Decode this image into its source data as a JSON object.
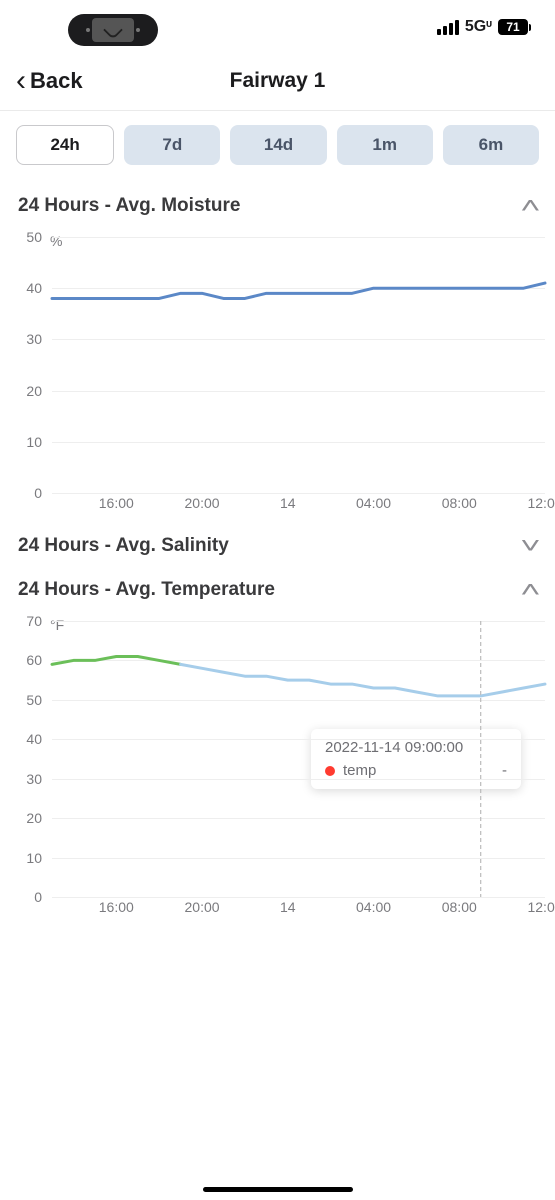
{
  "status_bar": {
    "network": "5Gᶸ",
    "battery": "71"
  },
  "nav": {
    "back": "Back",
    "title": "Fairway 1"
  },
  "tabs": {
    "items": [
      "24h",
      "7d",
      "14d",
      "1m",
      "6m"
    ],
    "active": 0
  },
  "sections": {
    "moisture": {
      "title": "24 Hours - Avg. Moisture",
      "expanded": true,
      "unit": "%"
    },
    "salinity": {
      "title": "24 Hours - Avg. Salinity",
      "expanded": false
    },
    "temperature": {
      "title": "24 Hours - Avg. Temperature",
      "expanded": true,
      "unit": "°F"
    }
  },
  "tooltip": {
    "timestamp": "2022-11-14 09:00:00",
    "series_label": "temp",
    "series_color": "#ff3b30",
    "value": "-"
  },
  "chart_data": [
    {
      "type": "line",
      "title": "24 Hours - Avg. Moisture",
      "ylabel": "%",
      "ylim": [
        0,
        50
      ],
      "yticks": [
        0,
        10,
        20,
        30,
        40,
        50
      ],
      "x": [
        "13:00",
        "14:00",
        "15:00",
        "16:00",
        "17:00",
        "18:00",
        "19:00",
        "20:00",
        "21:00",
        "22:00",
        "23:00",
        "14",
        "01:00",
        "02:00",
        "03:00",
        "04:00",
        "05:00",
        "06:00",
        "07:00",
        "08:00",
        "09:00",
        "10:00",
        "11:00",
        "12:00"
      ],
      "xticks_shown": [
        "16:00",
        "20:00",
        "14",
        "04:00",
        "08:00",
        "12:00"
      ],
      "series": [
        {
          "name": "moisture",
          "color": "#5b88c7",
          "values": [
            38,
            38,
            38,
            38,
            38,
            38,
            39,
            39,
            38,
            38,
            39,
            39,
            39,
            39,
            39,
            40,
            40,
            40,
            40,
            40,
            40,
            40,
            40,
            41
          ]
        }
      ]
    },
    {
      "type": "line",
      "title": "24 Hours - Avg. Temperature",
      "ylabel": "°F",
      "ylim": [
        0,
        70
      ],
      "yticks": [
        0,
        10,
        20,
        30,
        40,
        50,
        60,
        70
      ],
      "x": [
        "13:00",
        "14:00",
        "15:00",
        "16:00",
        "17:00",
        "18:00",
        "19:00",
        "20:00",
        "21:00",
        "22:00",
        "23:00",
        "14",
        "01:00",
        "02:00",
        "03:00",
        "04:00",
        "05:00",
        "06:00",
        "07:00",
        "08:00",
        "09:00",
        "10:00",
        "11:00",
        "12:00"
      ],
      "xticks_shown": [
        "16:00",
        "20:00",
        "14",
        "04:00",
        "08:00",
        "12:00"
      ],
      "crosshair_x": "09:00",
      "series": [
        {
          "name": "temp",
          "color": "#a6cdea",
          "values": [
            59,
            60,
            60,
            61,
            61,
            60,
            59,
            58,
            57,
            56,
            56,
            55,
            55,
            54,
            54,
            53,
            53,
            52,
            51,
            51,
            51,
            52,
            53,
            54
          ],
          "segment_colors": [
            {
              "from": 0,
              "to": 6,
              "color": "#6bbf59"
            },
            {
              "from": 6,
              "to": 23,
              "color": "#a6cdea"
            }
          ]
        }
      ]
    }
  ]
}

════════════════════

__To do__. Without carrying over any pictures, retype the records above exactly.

__Answer box__.
Decode this image into its source data as a JSON object.
{
  "status_bar": {
    "network": "5Gᶸ",
    "battery": "71"
  },
  "nav": {
    "back": "Back",
    "title": "Fairway 1"
  },
  "tabs": {
    "items": [
      "24h",
      "7d",
      "14d",
      "1m",
      "6m"
    ],
    "active": 0
  },
  "sections": {
    "moisture": {
      "title": "24 Hours - Avg. Moisture",
      "expanded": true,
      "unit": "%"
    },
    "salinity": {
      "title": "24 Hours - Avg. Salinity",
      "expanded": false
    },
    "temperature": {
      "title": "24 Hours - Avg. Temperature",
      "expanded": true,
      "unit": "°F"
    }
  },
  "tooltip": {
    "timestamp": "2022-11-14 09:00:00",
    "series_label": "temp",
    "series_color": "#ff3b30",
    "value": "-"
  },
  "chart_data": [
    {
      "type": "line",
      "title": "24 Hours - Avg. Moisture",
      "ylabel": "%",
      "ylim": [
        0,
        50
      ],
      "yticks": [
        0,
        10,
        20,
        30,
        40,
        50
      ],
      "x": [
        "13:00",
        "14:00",
        "15:00",
        "16:00",
        "17:00",
        "18:00",
        "19:00",
        "20:00",
        "21:00",
        "22:00",
        "23:00",
        "14",
        "01:00",
        "02:00",
        "03:00",
        "04:00",
        "05:00",
        "06:00",
        "07:00",
        "08:00",
        "09:00",
        "10:00",
        "11:00",
        "12:00"
      ],
      "xticks_shown": [
        "16:00",
        "20:00",
        "14",
        "04:00",
        "08:00",
        "12:00"
      ],
      "series": [
        {
          "name": "moisture",
          "color": "#5b88c7",
          "values": [
            38,
            38,
            38,
            38,
            38,
            38,
            39,
            39,
            38,
            38,
            39,
            39,
            39,
            39,
            39,
            40,
            40,
            40,
            40,
            40,
            40,
            40,
            40,
            41
          ]
        }
      ]
    },
    {
      "type": "line",
      "title": "24 Hours - Avg. Temperature",
      "ylabel": "°F",
      "ylim": [
        0,
        70
      ],
      "yticks": [
        0,
        10,
        20,
        30,
        40,
        50,
        60,
        70
      ],
      "x": [
        "13:00",
        "14:00",
        "15:00",
        "16:00",
        "17:00",
        "18:00",
        "19:00",
        "20:00",
        "21:00",
        "22:00",
        "23:00",
        "14",
        "01:00",
        "02:00",
        "03:00",
        "04:00",
        "05:00",
        "06:00",
        "07:00",
        "08:00",
        "09:00",
        "10:00",
        "11:00",
        "12:00"
      ],
      "xticks_shown": [
        "16:00",
        "20:00",
        "14",
        "04:00",
        "08:00",
        "12:00"
      ],
      "crosshair_x": "09:00",
      "series": [
        {
          "name": "temp",
          "color": "#a6cdea",
          "values": [
            59,
            60,
            60,
            61,
            61,
            60,
            59,
            58,
            57,
            56,
            56,
            55,
            55,
            54,
            54,
            53,
            53,
            52,
            51,
            51,
            51,
            52,
            53,
            54
          ],
          "segment_colors": [
            {
              "from": 0,
              "to": 6,
              "color": "#6bbf59"
            },
            {
              "from": 6,
              "to": 23,
              "color": "#a6cdea"
            }
          ]
        }
      ]
    }
  ]
}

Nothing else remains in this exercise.